Reasonable faith: Post-Enlightenment psychology, theology and Christian education

This paper examines factors related to sexual dysfunction in women, as well as a screening tool to assess for these factors. In addition, it considers the evidence for various psychological interventions.

Student adjustment in school remains a key concern of educators, parents and students.  Often students fail at school not because they lack the intelligence or motivation to succeed, but because they fail to adjust to the demands of school in adaptive and productive ways.  Some of the most common adjustment concerns of students include:

1.  School-related concerns (i.e., academic problems, adjustment of university life),
2.  emotional distress (anxiety, depression, self-esteem, etc.),
3.  interpersonal/relationship concerns (assertiveness, dating, making friends, etc.)
4.  developmental issues (values, career, spiritual concerns, sexual identity/orientation, etc.),
5.  behavioral problems (eating, procrastination, study habits, substance abuse, etc.),
6.  environmental stressors (discrimination, sexual assault), and
7.  physical health problems (illness, pregnancy, sexually transmitted disease, sleep, weight).

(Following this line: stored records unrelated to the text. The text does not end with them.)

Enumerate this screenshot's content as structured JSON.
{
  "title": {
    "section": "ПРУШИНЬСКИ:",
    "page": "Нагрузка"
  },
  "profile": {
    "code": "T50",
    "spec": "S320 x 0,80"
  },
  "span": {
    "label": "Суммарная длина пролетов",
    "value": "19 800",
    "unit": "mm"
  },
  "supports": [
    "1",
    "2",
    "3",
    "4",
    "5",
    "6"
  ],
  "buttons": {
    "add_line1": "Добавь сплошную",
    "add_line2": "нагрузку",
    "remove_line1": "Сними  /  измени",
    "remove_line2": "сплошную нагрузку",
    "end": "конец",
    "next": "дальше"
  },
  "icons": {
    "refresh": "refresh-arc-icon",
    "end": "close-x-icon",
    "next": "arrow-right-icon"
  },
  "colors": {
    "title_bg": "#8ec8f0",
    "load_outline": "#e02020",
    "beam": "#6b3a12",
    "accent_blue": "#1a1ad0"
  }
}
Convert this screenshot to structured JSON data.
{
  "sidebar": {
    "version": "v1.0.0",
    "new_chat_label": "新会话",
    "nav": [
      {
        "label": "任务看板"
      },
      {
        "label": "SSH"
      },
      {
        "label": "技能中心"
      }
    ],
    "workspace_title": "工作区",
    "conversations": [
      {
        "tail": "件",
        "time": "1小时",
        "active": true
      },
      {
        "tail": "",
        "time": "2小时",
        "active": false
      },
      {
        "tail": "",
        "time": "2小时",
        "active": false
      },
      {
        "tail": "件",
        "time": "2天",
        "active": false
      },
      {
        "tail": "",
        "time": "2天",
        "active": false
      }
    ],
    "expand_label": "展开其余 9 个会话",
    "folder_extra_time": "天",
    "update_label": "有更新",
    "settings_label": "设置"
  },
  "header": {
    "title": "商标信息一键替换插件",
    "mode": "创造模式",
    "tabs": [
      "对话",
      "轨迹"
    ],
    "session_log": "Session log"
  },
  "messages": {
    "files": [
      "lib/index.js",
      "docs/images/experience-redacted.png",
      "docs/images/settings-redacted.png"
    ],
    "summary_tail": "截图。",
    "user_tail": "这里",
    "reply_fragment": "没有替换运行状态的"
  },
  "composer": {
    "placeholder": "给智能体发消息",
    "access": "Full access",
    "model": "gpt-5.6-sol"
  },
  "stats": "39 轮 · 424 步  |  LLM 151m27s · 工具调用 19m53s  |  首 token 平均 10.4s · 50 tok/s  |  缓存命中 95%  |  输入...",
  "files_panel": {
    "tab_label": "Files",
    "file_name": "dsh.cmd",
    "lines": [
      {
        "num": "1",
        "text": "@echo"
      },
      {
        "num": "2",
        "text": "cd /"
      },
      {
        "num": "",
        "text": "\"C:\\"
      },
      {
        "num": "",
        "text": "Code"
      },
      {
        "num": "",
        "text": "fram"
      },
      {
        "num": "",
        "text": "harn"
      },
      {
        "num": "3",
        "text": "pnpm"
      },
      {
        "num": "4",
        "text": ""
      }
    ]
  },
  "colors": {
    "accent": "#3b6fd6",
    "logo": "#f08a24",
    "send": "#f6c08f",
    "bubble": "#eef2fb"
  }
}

in this paper, we explore the roles of attachment and attribution theories in explaining student adjustment to school and to life in general.  Moreover, this paper shows how an integration of attachment and attribution theories provides a powerful account of sudents’ adjustment to school in terms of their personal constructions of causal entities and relationships – and how these entities and relationships are developed in the context of students’ relationships. This paper also develops a model that links attribution theory with attachment theory to provide a comprehensive model of intra- and inter-personal forces affecting student self-regulation and students’ subsequent schooling and life outcomes.

Speakers: Tony George